For example, Mike Dale, director of the zoning department, who also performs all property inspections, was recently bitten by a homeowner’s dog during an inspection. The bite was not severe but raised questions about liability.
“You just never know what you’ll stumble across if you’re wandering around a property that you’re unfamiliar with,” Huber said. “What if you step in a hole and break your ankle — who’s responsible if that happens?”
County Commissioner Tom Stevens said he’s never received a complaint from the residents of his district, though he agrees the language in the ordinance should be clarified.
“We need to be careful and make sure that we’re not violating any trespassing laws,” he said.

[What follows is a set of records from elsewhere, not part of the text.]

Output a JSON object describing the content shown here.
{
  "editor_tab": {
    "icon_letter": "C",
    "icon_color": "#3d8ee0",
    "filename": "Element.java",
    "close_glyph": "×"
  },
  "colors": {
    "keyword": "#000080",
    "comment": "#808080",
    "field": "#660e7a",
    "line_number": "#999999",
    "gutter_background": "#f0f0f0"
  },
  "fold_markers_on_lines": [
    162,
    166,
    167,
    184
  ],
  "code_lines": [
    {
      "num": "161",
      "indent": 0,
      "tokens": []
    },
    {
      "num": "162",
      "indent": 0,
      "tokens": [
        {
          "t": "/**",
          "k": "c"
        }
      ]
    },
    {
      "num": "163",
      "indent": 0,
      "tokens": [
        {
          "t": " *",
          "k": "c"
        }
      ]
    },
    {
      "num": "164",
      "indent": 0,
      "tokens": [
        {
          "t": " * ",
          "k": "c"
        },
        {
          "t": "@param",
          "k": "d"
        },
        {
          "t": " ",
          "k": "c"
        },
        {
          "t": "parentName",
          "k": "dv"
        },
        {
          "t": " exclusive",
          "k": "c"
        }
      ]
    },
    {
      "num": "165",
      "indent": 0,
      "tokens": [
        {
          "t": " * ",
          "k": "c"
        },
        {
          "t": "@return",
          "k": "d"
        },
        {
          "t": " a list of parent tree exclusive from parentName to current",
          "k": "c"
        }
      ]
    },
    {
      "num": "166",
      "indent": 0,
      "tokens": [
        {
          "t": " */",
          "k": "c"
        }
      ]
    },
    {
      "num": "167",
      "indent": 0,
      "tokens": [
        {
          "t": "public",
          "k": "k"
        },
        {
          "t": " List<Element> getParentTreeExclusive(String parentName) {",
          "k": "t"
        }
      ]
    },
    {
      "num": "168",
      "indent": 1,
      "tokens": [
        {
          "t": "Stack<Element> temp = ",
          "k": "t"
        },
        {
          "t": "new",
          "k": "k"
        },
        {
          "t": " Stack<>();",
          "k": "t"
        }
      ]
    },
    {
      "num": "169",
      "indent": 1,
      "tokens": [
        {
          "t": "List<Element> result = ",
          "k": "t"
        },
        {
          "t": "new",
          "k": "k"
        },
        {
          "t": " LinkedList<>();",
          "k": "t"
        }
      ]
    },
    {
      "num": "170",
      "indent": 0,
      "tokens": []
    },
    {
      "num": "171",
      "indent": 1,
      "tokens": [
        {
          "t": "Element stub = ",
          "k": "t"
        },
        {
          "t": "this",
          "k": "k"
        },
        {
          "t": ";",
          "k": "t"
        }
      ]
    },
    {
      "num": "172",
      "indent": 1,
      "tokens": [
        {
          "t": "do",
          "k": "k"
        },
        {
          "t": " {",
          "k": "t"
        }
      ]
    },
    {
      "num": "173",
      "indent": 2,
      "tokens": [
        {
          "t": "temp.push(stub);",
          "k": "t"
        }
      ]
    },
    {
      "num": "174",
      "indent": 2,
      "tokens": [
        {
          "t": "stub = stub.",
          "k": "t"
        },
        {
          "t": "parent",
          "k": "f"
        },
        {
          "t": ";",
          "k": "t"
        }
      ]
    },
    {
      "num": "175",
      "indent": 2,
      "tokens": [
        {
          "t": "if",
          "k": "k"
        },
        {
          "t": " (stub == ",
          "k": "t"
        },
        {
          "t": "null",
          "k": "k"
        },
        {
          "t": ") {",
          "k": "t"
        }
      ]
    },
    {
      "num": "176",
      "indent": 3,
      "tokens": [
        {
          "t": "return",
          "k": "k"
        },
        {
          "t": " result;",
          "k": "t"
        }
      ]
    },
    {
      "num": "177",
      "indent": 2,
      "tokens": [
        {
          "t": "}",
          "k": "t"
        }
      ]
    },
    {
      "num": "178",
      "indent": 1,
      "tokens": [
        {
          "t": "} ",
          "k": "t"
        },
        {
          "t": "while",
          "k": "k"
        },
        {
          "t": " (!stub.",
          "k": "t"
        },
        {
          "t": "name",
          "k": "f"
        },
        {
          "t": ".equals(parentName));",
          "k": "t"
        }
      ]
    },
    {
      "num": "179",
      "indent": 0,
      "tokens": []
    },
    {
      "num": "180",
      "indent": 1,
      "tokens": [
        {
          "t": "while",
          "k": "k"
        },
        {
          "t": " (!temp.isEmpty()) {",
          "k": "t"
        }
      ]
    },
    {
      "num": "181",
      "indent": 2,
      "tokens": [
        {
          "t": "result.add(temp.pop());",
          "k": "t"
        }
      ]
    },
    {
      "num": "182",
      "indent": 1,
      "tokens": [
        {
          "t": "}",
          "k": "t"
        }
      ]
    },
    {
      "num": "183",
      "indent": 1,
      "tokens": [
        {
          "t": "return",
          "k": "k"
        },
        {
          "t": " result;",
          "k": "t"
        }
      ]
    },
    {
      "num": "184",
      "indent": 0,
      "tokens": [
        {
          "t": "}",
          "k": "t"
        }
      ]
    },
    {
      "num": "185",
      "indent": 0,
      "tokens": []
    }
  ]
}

Stevens, who’s also a member of the Hancock County Area Plan Commission, said he’s weighing what changes need to be made, and he’ll seek input from the other six members of the plan commission at its next meeting, which hasn’t been scheduled but will take place in November.
Darla Smoak, Hancock County zoning assistant, said she and Dale will go over the ordinance in detail and make a recommendation to members of the plan commission.
She said one possible change could be to clarify the hours Dale is permitted to perform inspections.
The ordinance currently allows inspections to be made at “any reasonable hour,” and Smoak said it might help to limit that to the county office’s hours, which are from 8 a.m. to 4 p.m.
The plan commission will discuss revisions at its next meeting.